Task goal:
Output each record below exactly, leaving any picture out of the copy.

Dataset excerpts:
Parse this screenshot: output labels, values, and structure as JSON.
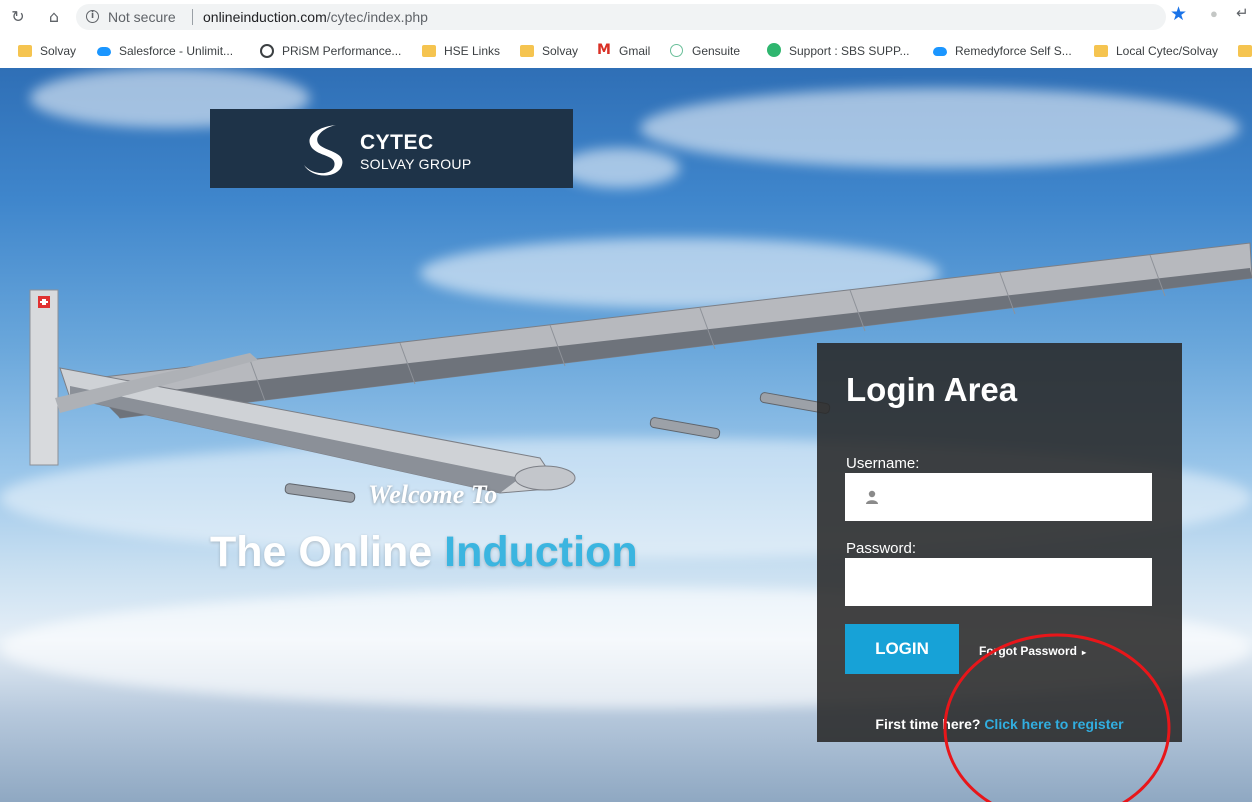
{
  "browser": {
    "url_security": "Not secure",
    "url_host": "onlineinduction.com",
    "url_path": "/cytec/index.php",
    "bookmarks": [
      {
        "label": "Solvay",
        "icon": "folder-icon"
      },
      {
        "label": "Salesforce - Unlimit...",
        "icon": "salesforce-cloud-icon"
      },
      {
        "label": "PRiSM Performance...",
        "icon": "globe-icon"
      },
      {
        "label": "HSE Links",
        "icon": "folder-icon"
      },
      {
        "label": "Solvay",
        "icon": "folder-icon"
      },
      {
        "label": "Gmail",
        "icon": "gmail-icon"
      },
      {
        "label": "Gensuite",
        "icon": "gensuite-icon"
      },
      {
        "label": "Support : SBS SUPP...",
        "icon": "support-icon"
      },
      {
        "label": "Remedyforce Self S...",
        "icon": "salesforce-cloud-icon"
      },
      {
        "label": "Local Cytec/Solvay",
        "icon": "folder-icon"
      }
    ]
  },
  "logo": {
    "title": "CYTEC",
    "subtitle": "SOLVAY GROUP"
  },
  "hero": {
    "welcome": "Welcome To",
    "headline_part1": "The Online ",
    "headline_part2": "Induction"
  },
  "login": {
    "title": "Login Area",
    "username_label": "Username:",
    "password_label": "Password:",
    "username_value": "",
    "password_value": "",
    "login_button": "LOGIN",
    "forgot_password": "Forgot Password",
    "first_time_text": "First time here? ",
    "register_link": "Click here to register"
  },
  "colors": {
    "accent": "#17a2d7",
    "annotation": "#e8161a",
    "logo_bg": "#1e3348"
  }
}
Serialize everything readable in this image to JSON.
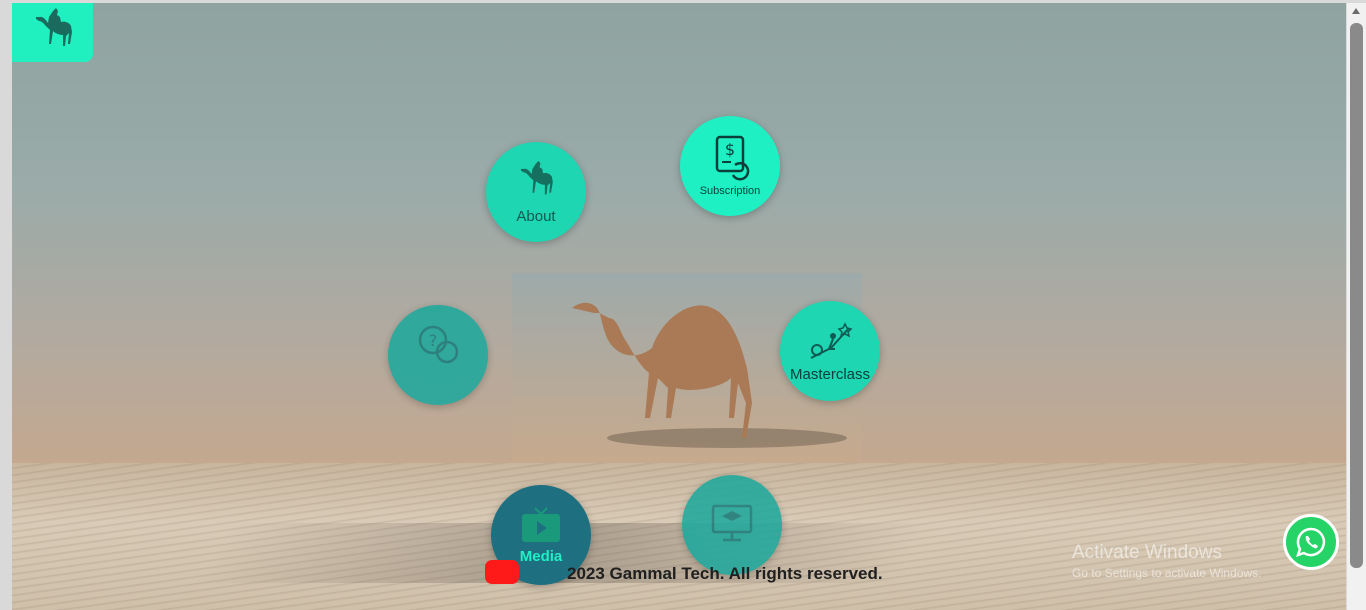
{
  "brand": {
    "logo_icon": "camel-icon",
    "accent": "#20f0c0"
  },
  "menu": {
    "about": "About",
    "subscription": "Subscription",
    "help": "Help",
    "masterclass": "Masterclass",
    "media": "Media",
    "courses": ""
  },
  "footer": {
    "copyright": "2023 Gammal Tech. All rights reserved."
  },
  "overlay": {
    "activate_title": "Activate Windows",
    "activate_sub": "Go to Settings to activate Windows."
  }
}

Result:
Parse this screenshot: output labels, values, and structure as JSON.
{
  "browser": {
    "url_security": "Not secure",
    "url_host": "onlineinduction.com",
    "url_path": "/cytec/index.php",
    "bookmarks": [
      {
        "label": "Solvay",
        "icon": "folder-icon"
      },
      {
        "label": "Salesforce - Unlimit...",
        "icon": "salesforce-cloud-icon"
      },
      {
        "label": "PRiSM Performance...",
        "icon": "globe-icon"
      },
      {
        "label": "HSE Links",
        "icon": "folder-icon"
      },
      {
        "label": "Solvay",
        "icon": "folder-icon"
      },
      {
        "label": "Gmail",
        "icon": "gmail-icon"
      },
      {
        "label": "Gensuite",
        "icon": "gensuite-icon"
      },
      {
        "label": "Support : SBS SUPP...",
        "icon": "support-icon"
      },
      {
        "label": "Remedyforce Self S...",
        "icon": "salesforce-cloud-icon"
      },
      {
        "label": "Local Cytec/Solvay",
        "icon": "folder-icon"
      }
    ]
  },
  "logo": {
    "title": "CYTEC",
    "subtitle": "SOLVAY GROUP"
  },
  "hero": {
    "welcome": "Welcome To",
    "headline_part1": "The Online ",
    "headline_part2": "Induction"
  },
  "login": {
    "title": "Login Area",
    "username_label": "Username:",
    "password_label": "Password:",
    "username_value": "",
    "password_value": "",
    "login_button": "LOGIN",
    "forgot_password": "Forgot Password",
    "first_time_text": "First time here? ",
    "register_link": "Click here to register"
  },
  "colors": {
    "accent": "#17a2d7",
    "annotation": "#e8161a",
    "logo_bg": "#1e3348"
  }
}
Serialize everything readable in this image to JSON.
{
  "brand": {
    "logo_icon": "camel-icon",
    "accent": "#20f0c0"
  },
  "menu": {
    "about": "About",
    "subscription": "Subscription",
    "help": "Help",
    "masterclass": "Masterclass",
    "media": "Media",
    "courses": ""
  },
  "footer": {
    "copyright": "2023 Gammal Tech. All rights reserved."
  },
  "overlay": {
    "activate_title": "Activate Windows",
    "activate_sub": "Go to Settings to activate Windows."
  }
}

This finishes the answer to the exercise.